→ **ASSIGNMENT**: Emit the data below verbatim, stripping out any pictures.

Stored entries:
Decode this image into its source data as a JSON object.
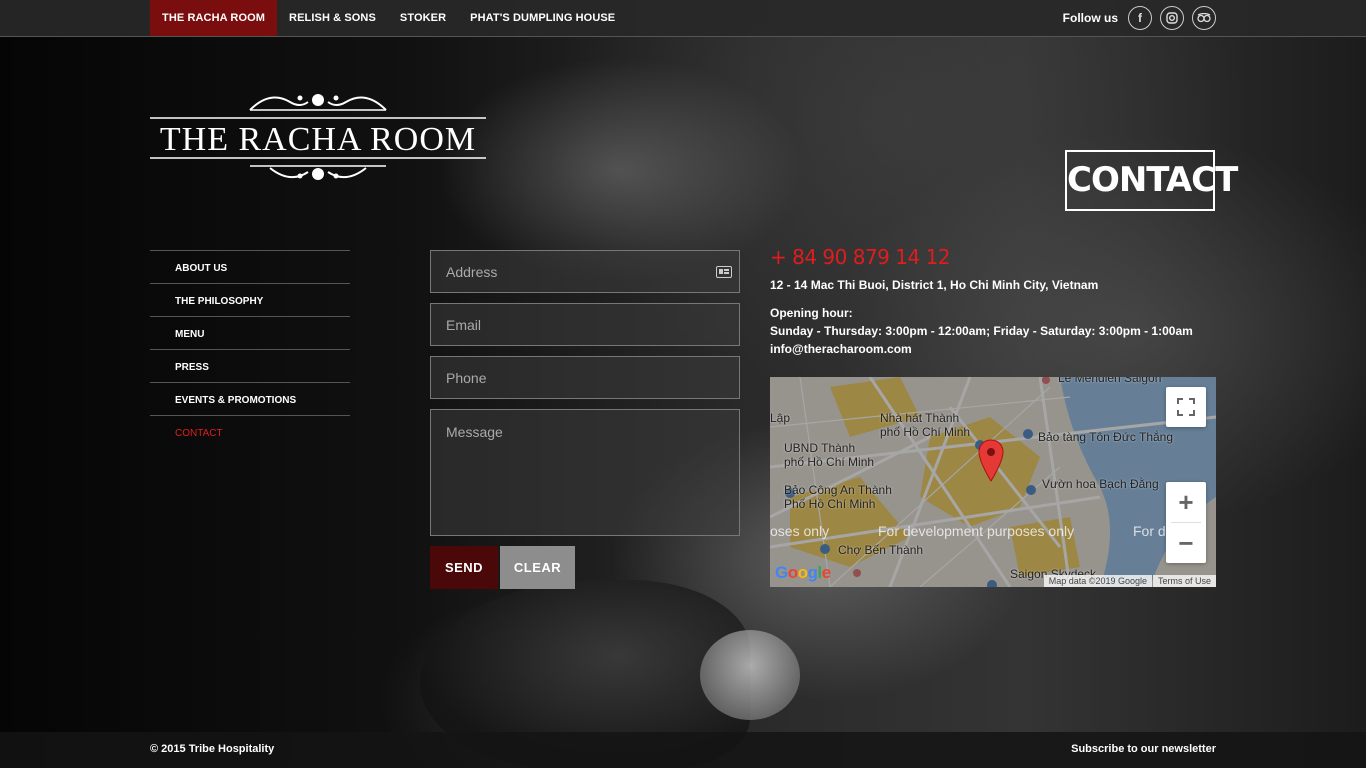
{
  "topnav": {
    "items": [
      {
        "label": "THE RACHA ROOM",
        "active": true
      },
      {
        "label": "RELISH & SONS",
        "active": false
      },
      {
        "label": "STOKER",
        "active": false
      },
      {
        "label": "PHAT'S DUMPLING HOUSE",
        "active": false
      }
    ],
    "follow_label": "Follow us",
    "social": [
      {
        "name": "facebook-icon",
        "glyph": "f"
      },
      {
        "name": "instagram-icon",
        "glyph": "◎"
      },
      {
        "name": "tripadvisor-icon",
        "glyph": "ꝏ"
      }
    ]
  },
  "logo": {
    "text": "THE RACHA ROOM"
  },
  "page_title": "CONTACT",
  "sidemenu": {
    "items": [
      {
        "label": "ABOUT US"
      },
      {
        "label": "THE PHILOSOPHY"
      },
      {
        "label": "MENU"
      },
      {
        "label": "PRESS"
      },
      {
        "label": "EVENTS & PROMOTIONS"
      },
      {
        "label": "CONTACT"
      }
    ],
    "current": "CONTACT"
  },
  "form": {
    "address_placeholder": "Address",
    "email_placeholder": "Email",
    "phone_placeholder": "Phone",
    "message_placeholder": "Message",
    "send_label": "SEND",
    "clear_label": "CLEAR"
  },
  "info": {
    "phone": "+ 84 90 879 14 12",
    "address": "12 - 14 Mac Thi Buoi, District 1, Ho Chi Minh City, Vietnam",
    "hours_label": "Opening hour:",
    "hours": "Sunday - Thursday: 3:00pm - 12:00am; Friday - Saturday: 3:00pm - 1:00am",
    "email": "info@theracharoom.com"
  },
  "map": {
    "labels": [
      "Lập",
      "Nhà hát Thành",
      "phố Hồ Chí Minh",
      "UBND Thành",
      "phố Hồ Chí Minh",
      "Bảo tàng Tôn Đức Thắng",
      "Bảo Công An Thành",
      "Phố Hồ Chí Minh",
      "Vườn hoa Bạch Đằng",
      "Chợ Bến Thành",
      "Saigon Skydeck",
      "Le Meridien Saigon"
    ],
    "dev_watermark": "For development purposes only",
    "dev_left": "oses only",
    "dev_right": "For d",
    "google_label": "Google",
    "attribution": "Map data ©2019 Google",
    "terms": "Terms of Use",
    "colors": {
      "water": "#9dc4e8",
      "blocks": "#f2d06b",
      "land": "#e8e4da"
    }
  },
  "footer": {
    "copyright": "© 2015 Tribe Hospitality",
    "newsletter": "Subscribe to our newsletter"
  },
  "colors": {
    "accent_red": "#e01d1d",
    "active_nav": "#7a0d0d",
    "send_button": "#4a0808",
    "clear_button": "#8d8d8d"
  }
}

→ **ANSWER**:
Decode this image into its source data as a JSON object.
{
  "topnav": {
    "items": [
      {
        "label": "THE RACHA ROOM",
        "active": true
      },
      {
        "label": "RELISH & SONS",
        "active": false
      },
      {
        "label": "STOKER",
        "active": false
      },
      {
        "label": "PHAT'S DUMPLING HOUSE",
        "active": false
      }
    ],
    "follow_label": "Follow us",
    "social": [
      {
        "name": "facebook-icon",
        "glyph": "f"
      },
      {
        "name": "instagram-icon",
        "glyph": "◎"
      },
      {
        "name": "tripadvisor-icon",
        "glyph": "ꝏ"
      }
    ]
  },
  "logo": {
    "text": "THE RACHA ROOM"
  },
  "page_title": "CONTACT",
  "sidemenu": {
    "items": [
      {
        "label": "ABOUT US"
      },
      {
        "label": "THE PHILOSOPHY"
      },
      {
        "label": "MENU"
      },
      {
        "label": "PRESS"
      },
      {
        "label": "EVENTS & PROMOTIONS"
      },
      {
        "label": "CONTACT"
      }
    ],
    "current": "CONTACT"
  },
  "form": {
    "address_placeholder": "Address",
    "email_placeholder": "Email",
    "phone_placeholder": "Phone",
    "message_placeholder": "Message",
    "send_label": "SEND",
    "clear_label": "CLEAR"
  },
  "info": {
    "phone": "+ 84 90 879 14 12",
    "address": "12 - 14 Mac Thi Buoi, District 1, Ho Chi Minh City, Vietnam",
    "hours_label": "Opening hour:",
    "hours": "Sunday - Thursday: 3:00pm - 12:00am; Friday - Saturday: 3:00pm - 1:00am",
    "email": "info@theracharoom.com"
  },
  "map": {
    "labels": [
      "Lập",
      "Nhà hát Thành",
      "phố Hồ Chí Minh",
      "UBND Thành",
      "phố Hồ Chí Minh",
      "Bảo tàng Tôn Đức Thắng",
      "Bảo Công An Thành",
      "Phố Hồ Chí Minh",
      "Vườn hoa Bạch Đằng",
      "Chợ Bến Thành",
      "Saigon Skydeck",
      "Le Meridien Saigon"
    ],
    "dev_watermark": "For development purposes only",
    "dev_left": "oses only",
    "dev_right": "For d",
    "google_label": "Google",
    "attribution": "Map data ©2019 Google",
    "terms": "Terms of Use",
    "colors": {
      "water": "#9dc4e8",
      "blocks": "#f2d06b",
      "land": "#e8e4da"
    }
  },
  "footer": {
    "copyright": "© 2015 Tribe Hospitality",
    "newsletter": "Subscribe to our newsletter"
  },
  "colors": {
    "accent_red": "#e01d1d",
    "active_nav": "#7a0d0d",
    "send_button": "#4a0808",
    "clear_button": "#8d8d8d"
  }
}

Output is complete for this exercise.